[[ Data extracts, beginning ]]
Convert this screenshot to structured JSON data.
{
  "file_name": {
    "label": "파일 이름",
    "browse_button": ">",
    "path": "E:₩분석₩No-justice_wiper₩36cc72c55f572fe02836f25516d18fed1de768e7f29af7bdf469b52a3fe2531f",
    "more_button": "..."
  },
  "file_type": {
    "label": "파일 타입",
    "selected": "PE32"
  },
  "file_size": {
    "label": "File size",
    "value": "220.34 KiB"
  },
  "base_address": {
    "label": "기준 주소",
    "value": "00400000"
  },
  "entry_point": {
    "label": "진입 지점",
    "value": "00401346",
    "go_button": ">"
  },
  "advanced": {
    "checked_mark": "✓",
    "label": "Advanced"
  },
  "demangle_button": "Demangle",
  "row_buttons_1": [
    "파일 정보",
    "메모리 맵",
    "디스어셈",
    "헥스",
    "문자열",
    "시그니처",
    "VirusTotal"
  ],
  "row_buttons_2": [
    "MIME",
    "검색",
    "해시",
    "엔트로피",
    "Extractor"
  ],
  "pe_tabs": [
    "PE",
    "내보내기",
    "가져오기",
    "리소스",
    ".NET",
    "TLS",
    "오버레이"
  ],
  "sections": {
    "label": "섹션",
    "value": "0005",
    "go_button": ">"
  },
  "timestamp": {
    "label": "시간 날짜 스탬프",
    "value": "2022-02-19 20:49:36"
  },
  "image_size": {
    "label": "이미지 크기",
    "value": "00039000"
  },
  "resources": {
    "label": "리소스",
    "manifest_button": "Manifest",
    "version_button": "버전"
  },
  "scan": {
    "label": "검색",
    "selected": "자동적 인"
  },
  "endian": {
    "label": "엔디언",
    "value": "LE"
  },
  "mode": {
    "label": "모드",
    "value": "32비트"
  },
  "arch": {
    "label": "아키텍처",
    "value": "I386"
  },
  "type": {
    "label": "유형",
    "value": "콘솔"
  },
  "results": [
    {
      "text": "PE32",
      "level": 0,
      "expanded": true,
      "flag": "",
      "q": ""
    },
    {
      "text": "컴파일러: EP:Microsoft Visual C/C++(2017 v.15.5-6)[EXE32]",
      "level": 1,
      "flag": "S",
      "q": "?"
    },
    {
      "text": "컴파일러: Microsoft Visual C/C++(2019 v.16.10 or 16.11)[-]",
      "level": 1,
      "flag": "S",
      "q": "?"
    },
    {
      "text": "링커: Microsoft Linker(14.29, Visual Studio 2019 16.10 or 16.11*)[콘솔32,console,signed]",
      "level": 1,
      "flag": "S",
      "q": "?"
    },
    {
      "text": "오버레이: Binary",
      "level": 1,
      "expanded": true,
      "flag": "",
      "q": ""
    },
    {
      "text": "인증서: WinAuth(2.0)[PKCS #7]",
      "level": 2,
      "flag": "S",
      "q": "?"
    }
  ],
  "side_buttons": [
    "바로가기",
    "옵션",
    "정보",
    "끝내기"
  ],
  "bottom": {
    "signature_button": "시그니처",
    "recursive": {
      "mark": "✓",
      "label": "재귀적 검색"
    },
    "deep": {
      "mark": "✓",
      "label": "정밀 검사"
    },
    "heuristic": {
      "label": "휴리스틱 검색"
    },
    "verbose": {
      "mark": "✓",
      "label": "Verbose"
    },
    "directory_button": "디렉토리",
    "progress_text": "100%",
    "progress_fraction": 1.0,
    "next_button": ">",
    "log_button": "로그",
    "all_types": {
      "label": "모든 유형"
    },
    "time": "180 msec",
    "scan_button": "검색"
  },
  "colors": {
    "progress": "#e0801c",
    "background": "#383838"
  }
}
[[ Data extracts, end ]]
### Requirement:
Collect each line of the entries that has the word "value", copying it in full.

### Task response:
    "value": "220.34 KiB"
    "value": "00400000"
    "value": "00401346",
    "value": "0005",
    "value": "2022-02-19 20:49:36"
    "value": "00039000"
    "value": "LE"
    "value": "32비트"
    "value": "I386"
    "value": "콘솔"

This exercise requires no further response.